James, K., Murray, A. & Pacheco, D. (in press).  Strong communities:  Integrating environmental, economic, and social sustainability.  In E. Brennian, J. Dillard and V. Dujon (Eds.)  Social Sustainability: A Multilevel Approach to social inclusion.  New York:  Routlidge.

James, K., Hiza, M., Hall, D. & Doppelt, R. (2008).  Organizational environmental justice and community sustainability with a Navajo (Dine) case example.  In S. Gilliland, D. Steiner, & D. Skarlicki (Eds.), Research in Social Issues in Management (Volume 6: Justice, morality and social responsibility, pp. 263-290).  Greenwich, CT: Information Age Publishing. 

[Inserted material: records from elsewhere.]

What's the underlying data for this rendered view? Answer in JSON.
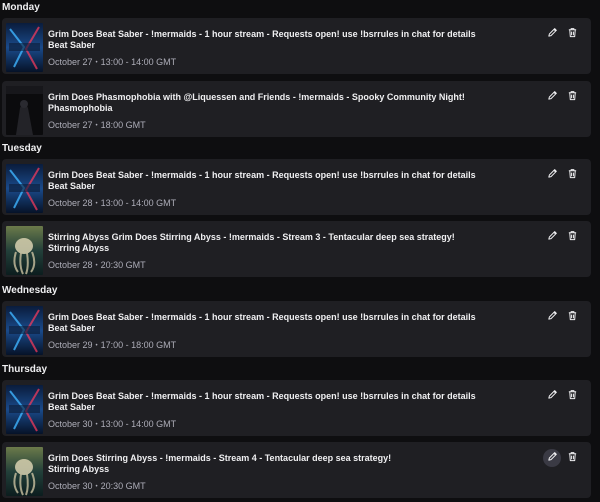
{
  "days": [
    {
      "label": "Monday",
      "events": [
        {
          "title": "Grim Does Beat Saber - !mermaids - 1 hour stream - Requests open! use !bsrrules in chat for details",
          "game": "Beat Saber",
          "date": "October 27",
          "time": "13:00 - 14:00 GMT",
          "thumb": "beatsaber",
          "thumb_text": "BEAT SABER"
        },
        {
          "title": "Grim Does Phasmophobia with @Liquessen and Friends - !mermaids - Spooky Community Night!",
          "game": "Phasmophobia",
          "date": "October 27",
          "time": "18:00 GMT",
          "thumb": "phasmo",
          "thumb_text": "PHASMOPHOBIA"
        }
      ]
    },
    {
      "label": "Tuesday",
      "events": [
        {
          "title": "Grim Does Beat Saber - !mermaids - 1 hour stream - Requests open! use !bsrrules in chat for details",
          "game": "Beat Saber",
          "date": "October 28",
          "time": "13:00 - 14:00 GMT",
          "thumb": "beatsaber",
          "thumb_text": "BEAT SABER"
        },
        {
          "title": "Stirring Abyss Grim Does Stirring Abyss - !mermaids - Stream 3 - Tentacular deep sea strategy!",
          "game": "Stirring Abyss",
          "date": "October 28",
          "time": "20:30 GMT",
          "thumb": "abyss",
          "thumb_text": ""
        }
      ]
    },
    {
      "label": "Wednesday",
      "events": [
        {
          "title": "Grim Does Beat Saber - !mermaids - 1 hour stream - Requests open! use !bsrrules in chat for details",
          "game": "Beat Saber",
          "date": "October 29",
          "time": "17:00 - 18:00 GMT",
          "thumb": "beatsaber",
          "thumb_text": "BEAT SABER"
        }
      ]
    },
    {
      "label": "Thursday",
      "events": [
        {
          "title": "Grim Does Beat Saber - !mermaids - 1 hour stream - Requests open! use !bsrrules in chat for details",
          "game": "Beat Saber",
          "date": "October 30",
          "time": "13:00 - 14:00 GMT",
          "thumb": "beatsaber",
          "thumb_text": "BEAT SABER"
        },
        {
          "title": "Grim Does Stirring Abyss - !mermaids - Stream 4 - Tentacular deep sea strategy!",
          "game": "Stirring Abyss",
          "date": "October 30",
          "time": "20:30 GMT",
          "thumb": "abyss",
          "thumb_text": ""
        }
      ]
    }
  ],
  "time_separator": "•",
  "icons": {
    "edit": "pencil-icon",
    "delete": "trash-icon"
  }
}
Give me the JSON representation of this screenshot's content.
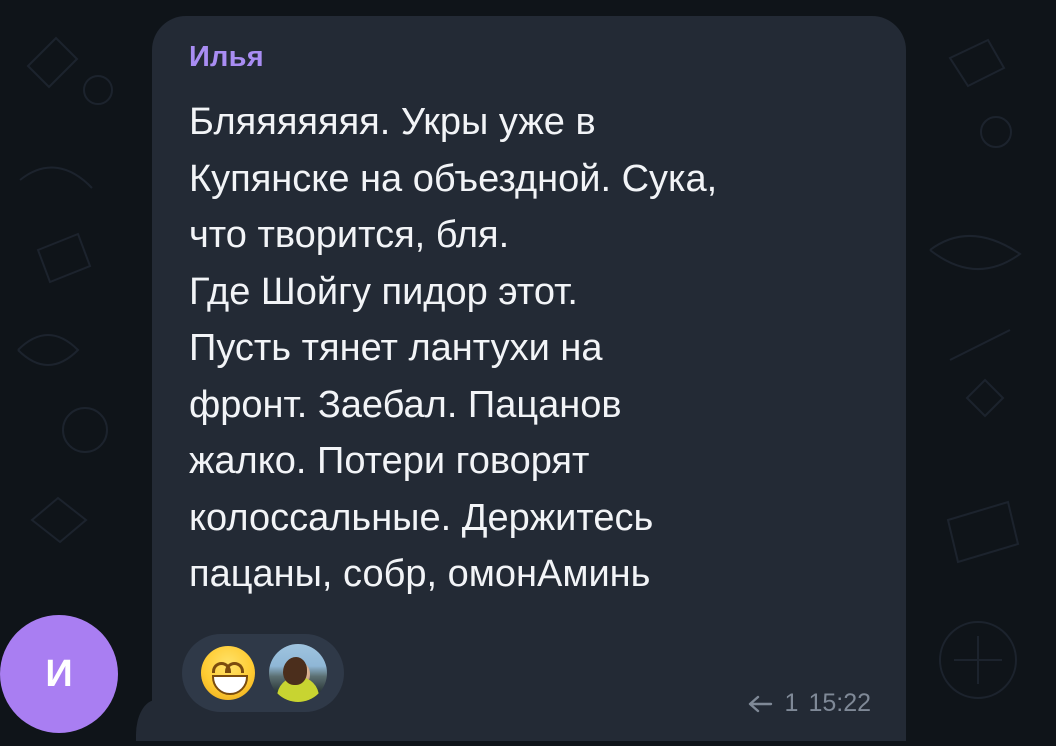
{
  "message": {
    "sender": "Илья",
    "text": "Бляяяяяяя. Укры уже в\nКупянске на объездной. Сука,\nчто творится, бля.\nГде Шойгу пидор этот.\nПусть тянет лантухи на\nфронт. Заебал. Пацанов\nжалко. Потери говорят\nколоссальные. Держитесь\nпацаны, собр, омонАминь",
    "reply_count": "1",
    "time": "15:22"
  },
  "avatar": {
    "initial": "И"
  },
  "colors": {
    "background": "#0f1419",
    "bubble": "#232a35",
    "sender": "#a98df3",
    "avatar": "#a97ef2",
    "meta": "#7f8997"
  },
  "icons": {
    "reply": "reply-icon",
    "reaction_emoji": "grinning-face-icon"
  }
}
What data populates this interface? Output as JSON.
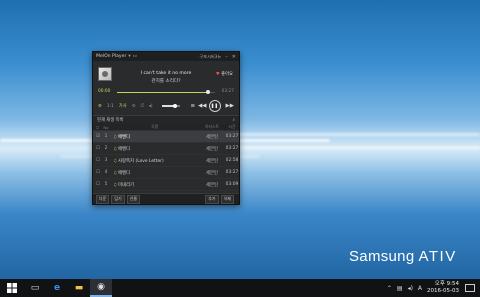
{
  "desktop": {
    "brand_prefix": "Samsung",
    "brand_name": "ATIV"
  },
  "player": {
    "app_title": "MelOn Player",
    "user_label": "구포시버3뉴",
    "now_playing": {
      "title": "I can't take it no more",
      "artist": "관지를 소리다?",
      "like_label": "좋아요"
    },
    "progress": {
      "elapsed": "00:00",
      "total": "03:27",
      "fraction": 0.93
    },
    "controls": {
      "mini_1": "1:1",
      "mini_2": "가사",
      "mini_3": "반복",
      "volume": 0.75
    },
    "playlist": {
      "title": "현재 재생 목록",
      "columns": {
        "no": "No",
        "title": "곡명",
        "artist": "아티스트",
        "time": "시간"
      },
      "rows": [
        {
          "no": "1",
          "title": "애벤디",
          "artist": "세븐틴",
          "time": "03:27"
        },
        {
          "no": "2",
          "title": "애벤디",
          "artist": "세븐틴",
          "time": "03:27"
        },
        {
          "no": "3",
          "title": "사랑쪽지 (Love Letter)",
          "artist": "세븐틴",
          "time": "02:58"
        },
        {
          "no": "4",
          "title": "애벤디",
          "artist": "세븐틴",
          "time": "03:27"
        },
        {
          "no": "5",
          "title": "미내리기",
          "artist": "세븐틴",
          "time": "03:09"
        }
      ]
    },
    "bottom": {
      "btn_1": "다운",
      "btn_2": "담기",
      "btn_3": "선물",
      "btn_add": "추가",
      "btn_del": "삭제"
    }
  },
  "taskbar": {
    "time": "오후 9:54",
    "date": "2016-05-03",
    "ime": "A"
  }
}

Consulting projects with the Southern Ute Tribe, the Northern Arapahoe & Eastern Shoshone Tribes (Wind River Reservation), the Pine Ridge Indian Community, the Navajo Nation, and others.

Muliple applied/research projects in Native communities funded by the National Science Foundation.


Occupational Health Psychology

James, K. (2008).  Creative anti-terrorism strategies: Promoting collective efficacy for hazardous material trucking terrorism prevention.  Journal of Occupational Health Psychology, 13, 24-31.

James, K. (2011).  Introduction to the Special Issue on organizational management and terrorism and disaster: State of the art and future directions.  Journal of Organizational Behavior, 32, 933-937.

James, K. (2011).  Organizing for disaster and terror: Private, public and non-profit organizations and the new era of risk.  Journal of Organizational Behavior, 32, 1013-1032.

Guest editor for Journal of Organizational Behavior Special Issue on Organizations and disaster/terrorism.

Member of the Safety and Occupational Health Study Section (grant review panel) for the National Institute of Occupational Safety and Health, 1998-2004.

Organizational safety and health consulting projects with various organizations & communities.